Thank you, Timothy.

You can find Davey’s Savior on Amazon

Tim’s Website – where you might find a little inspiration or even some help!

courtship1

 

Food Crimes: A Lover’s Revenge

muffins2

Many years ago, in a suburb north of Los Angeles, Eat My Cupcake was in danger of becoming another victim of the gluten-free, sugar substituted society when Zin stepped in.

People wanted choices, she said. Eat my Cupcake changed to Eat My Muffin and featured exclusive, secret recipes that other bakers tried to duplicate but none succeeded; the some sweet, some savory, some healthy, some masquerading as healthy became a much sought-after experience.

Therefore, in the once nondescript neighborhood with the small bakery, lines around the corner formed beginning early each mornings, people waiting for the one and only Zin’s famous muffins.

Among one of the favorites was a Millet Muffin. The savory-sweet combination of light and fluffy grain pastry was a hit. muffins1

Zin was offered money, lured by head baker guarantees at more established places with promises of salary, health insurance, assistants.

But she liked where she was, who she was, and the freedom to create.

Rob became Zin’s lover years before she became almost-famous.
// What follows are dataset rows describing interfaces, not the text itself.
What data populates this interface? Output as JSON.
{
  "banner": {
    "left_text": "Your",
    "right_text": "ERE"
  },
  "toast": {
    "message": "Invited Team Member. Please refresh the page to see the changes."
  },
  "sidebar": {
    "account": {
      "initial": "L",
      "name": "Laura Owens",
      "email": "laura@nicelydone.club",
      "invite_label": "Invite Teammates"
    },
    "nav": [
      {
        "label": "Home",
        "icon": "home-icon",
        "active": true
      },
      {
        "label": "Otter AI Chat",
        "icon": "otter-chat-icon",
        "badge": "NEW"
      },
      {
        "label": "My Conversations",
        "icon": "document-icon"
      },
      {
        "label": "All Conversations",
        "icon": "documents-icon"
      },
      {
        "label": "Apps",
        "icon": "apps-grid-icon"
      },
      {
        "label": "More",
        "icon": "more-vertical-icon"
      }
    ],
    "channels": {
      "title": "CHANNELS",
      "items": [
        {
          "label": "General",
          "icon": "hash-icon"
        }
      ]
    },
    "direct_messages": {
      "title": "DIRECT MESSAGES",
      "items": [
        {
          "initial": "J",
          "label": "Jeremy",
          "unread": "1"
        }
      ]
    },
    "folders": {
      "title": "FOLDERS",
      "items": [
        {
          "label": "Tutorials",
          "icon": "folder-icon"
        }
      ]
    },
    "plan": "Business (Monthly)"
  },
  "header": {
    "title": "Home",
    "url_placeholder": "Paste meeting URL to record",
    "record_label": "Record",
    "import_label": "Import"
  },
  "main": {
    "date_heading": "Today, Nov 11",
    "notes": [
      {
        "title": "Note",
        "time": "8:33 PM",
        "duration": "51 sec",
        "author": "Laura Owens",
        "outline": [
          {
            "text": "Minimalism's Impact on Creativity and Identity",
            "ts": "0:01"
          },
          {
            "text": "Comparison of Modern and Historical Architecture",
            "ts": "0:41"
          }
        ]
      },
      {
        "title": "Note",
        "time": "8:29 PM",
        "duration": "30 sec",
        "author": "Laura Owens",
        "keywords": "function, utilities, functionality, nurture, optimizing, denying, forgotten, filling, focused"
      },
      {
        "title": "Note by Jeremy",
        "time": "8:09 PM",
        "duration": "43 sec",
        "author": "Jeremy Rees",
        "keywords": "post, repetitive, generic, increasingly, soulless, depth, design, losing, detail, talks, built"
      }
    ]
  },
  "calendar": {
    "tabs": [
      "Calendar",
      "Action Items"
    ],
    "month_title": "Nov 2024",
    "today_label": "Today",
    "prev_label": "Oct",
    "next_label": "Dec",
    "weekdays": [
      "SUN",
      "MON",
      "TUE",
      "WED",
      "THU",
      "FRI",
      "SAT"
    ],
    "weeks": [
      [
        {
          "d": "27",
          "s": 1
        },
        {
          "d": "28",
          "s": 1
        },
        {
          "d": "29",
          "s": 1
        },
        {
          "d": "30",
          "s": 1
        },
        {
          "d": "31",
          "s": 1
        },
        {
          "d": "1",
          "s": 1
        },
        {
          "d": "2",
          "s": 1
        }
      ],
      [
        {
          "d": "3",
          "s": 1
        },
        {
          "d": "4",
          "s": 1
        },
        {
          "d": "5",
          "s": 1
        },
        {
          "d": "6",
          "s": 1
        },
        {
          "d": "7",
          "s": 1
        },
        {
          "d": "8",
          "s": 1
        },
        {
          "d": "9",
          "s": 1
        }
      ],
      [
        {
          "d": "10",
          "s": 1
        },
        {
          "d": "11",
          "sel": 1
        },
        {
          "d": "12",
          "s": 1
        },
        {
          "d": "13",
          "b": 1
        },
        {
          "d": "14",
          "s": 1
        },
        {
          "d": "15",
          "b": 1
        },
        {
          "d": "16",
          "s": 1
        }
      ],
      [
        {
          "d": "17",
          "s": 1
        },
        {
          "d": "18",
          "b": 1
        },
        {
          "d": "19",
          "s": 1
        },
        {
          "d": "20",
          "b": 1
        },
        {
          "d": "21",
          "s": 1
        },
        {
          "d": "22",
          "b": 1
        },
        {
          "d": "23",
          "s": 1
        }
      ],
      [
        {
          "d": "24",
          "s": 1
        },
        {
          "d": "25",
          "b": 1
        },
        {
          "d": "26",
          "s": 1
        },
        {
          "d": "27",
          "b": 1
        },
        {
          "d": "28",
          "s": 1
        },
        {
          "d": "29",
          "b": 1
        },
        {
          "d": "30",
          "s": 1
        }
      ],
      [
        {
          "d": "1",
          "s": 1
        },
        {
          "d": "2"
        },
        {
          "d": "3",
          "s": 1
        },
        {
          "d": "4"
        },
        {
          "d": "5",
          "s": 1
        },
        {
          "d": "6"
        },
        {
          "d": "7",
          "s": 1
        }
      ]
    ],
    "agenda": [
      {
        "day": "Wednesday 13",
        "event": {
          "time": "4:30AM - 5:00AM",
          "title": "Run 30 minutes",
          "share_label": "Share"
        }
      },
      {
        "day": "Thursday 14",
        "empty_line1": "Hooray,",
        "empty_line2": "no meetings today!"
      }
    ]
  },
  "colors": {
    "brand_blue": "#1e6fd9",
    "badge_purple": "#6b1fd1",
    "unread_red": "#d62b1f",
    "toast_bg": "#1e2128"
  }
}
Rob followed her from place to place, always a second to her baking but accepted the position. They loved each other.

But more hours meant more workers meant more people in Zin’s life. Zin had two weaknesses, fresh white flour and sweet young flesh. She slipped into an affair with one of her assistants, Rob was heartbroken and angry.

muffin3One night, crying over a tequila sour, the recipe came out in a drunken slur. Friends who sympathized turned for a single moment to make a note.

Zin begged forgiveness and agreed to work fewer hours, no assistants. Rob forgave her. He barely remembers his drunken night but thinks something may have slipped. Zin is blissfully unaware that her recipe is being shared in whispers like a friend’s quite insinuations.

What follows is the rumored recipe from a once famous bakery and a once famous baker.

Millet Muffins

½ cup of millet

1 ½ cup of flour

1 tsp baking soda

Dash of salt

½ – ¾ cup of brown sugar

1 (room temperature) egg

1/3   cup of butter (room temperature)

¾  cup of buttermilk (room temperature)

Mix the wet ingredients

Mix the dry ingredients

Oil the muffin pan/preheat the oven to 375.

Mix the wet and dry ingredients together and place the muffins in the oven.

Bake for 18-20 minutes.

muffins4

 

*Based on a true story. Names/places changed.

To the best of my knowledge, this is the original recipe. Although I have not baked them myself, I’ve been the beneficiary of the final product. Mmmm.

There are two lessons to this story. First – don’t cheat on your partner who may have your secret recipes. Second, don’t trust a writer with your stolen secret recipe.